Nina Nesbitt - KOKO, London
All photos by Lorne Thomson. These photos are copyrighted. Please do not reprint without express permission.
Tipping is always a tricky business, and not just when you’re in a restaurant in a foreign country. In terms of our annual music-based predictions, for every The Civil Wars (and that’s not exactly gone to plan), there’s a Ramona (lead singer now plying their trade in the equally good Girl Called Johnny). Yet we can’t help but feel we got it spot on with singer-songwriter Nina Nesbitt. A little under 12 months ago, we were watching her in the sweaty surroundings of Dingwalls; now she's headlining a sold-out KOKO - even without an album release - and is soundtracking the latest John Lewis advert, a boost that's swiftly becoming the must-have leg-up for today's artist-about-town.
To these eyes, KOKO fills up faster than normal tonight and while it might have something to do with opening act Daniel James (standard guy with a guitar schtick, but delivered expertly), the ear-piercing, excited squeals that greet Nesbitt’s arrival on stage suggests the early pile-in is mainly youthful exuberance (note to Editor – remember those days?) (Frankly, no - Ed.) Perhaps crucially for Nesbitt’s impending stardom is that she’s already connected to a fervent, music-hungry youth; evidence of which is given when she asks if anyone in the audience is at school before ‘We’ll Be Back For More’ and is greeted with a affirmative cheer, a cheer that made this particular reviewer feel mighty old.

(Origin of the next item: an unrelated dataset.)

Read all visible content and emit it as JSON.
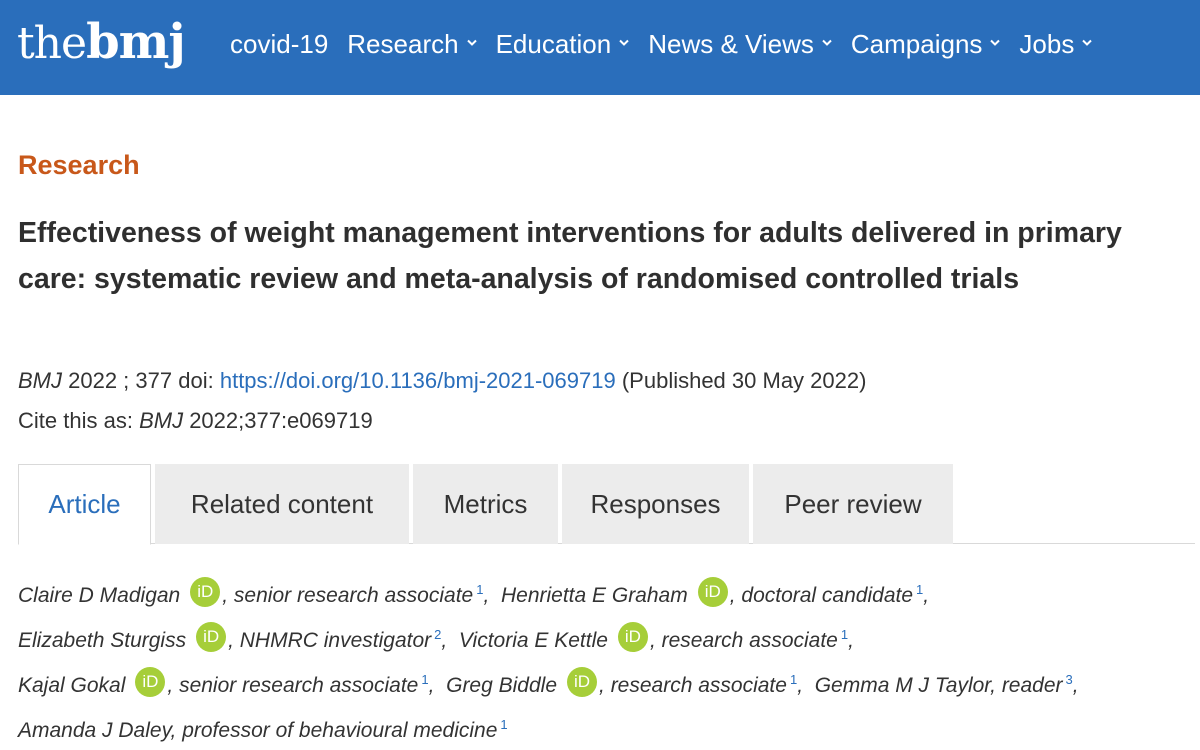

But what about the music? We witnessed Nesbitt’s effortless charisma and confidence at Dingwalls where she just had a guitar for company. With a full band behind her, that charm is still in evidence and there’s little doubt that Nesbitt is still the star of the show. Maybe the most marked difference between Dingwalls and KOKO is that the bigger stage seems to have unleashed a side we’ve yet to witness, that of a full-on rocker. If the new tracks aired tonight are a sign of the debut album's direction, it won’t necessarily be what we expected but it’s shaping up very nicely indeed: ‘The People’ is a punk-tinged call to arms; ‘Peroxide’ is already stadium sized; and ‘X’ is rockabilly in its rhythm. Indicative of the freedom given to Nesbitt with a band and a bigger stage is that even ‘Brit Summer’ ends with a rollicking extended outro.
Not that the gentle jaunty acoustics of ‘The Apple Tree’ have been forgotten, with outings tonight for the likes of ‘Just Before Goodbye’ (given a piano-led upgrade), and a simply gorgeous new track in the form of ‘The Hardest Part’ in the encore. It’s just that now, we’ve genuinely no idea how the debut album will shape up when it arrives next year, and that’s the most exciting aspect. Nina Nesbitt already has the riches at her disposal to form an auspicious debut as witnessed by tonight’s 16-strong set which doesn’t even find space for tracks such as ‘Boy’ and ‘Hold You’, and it doesn’t seem like she’s stopped writing yet.
As tips go, we’re pretty confident we’re onto a sure thing.
THE APPLE TREE
WAY IN THE WORLD
JUST BEFORE GOODBYE
WE'LL BE BACK FOR MORE
NOSERINGS AND SHOESTRINGS
THE HARDEST PART
HE'S THE ONE I'M BRINGING BACK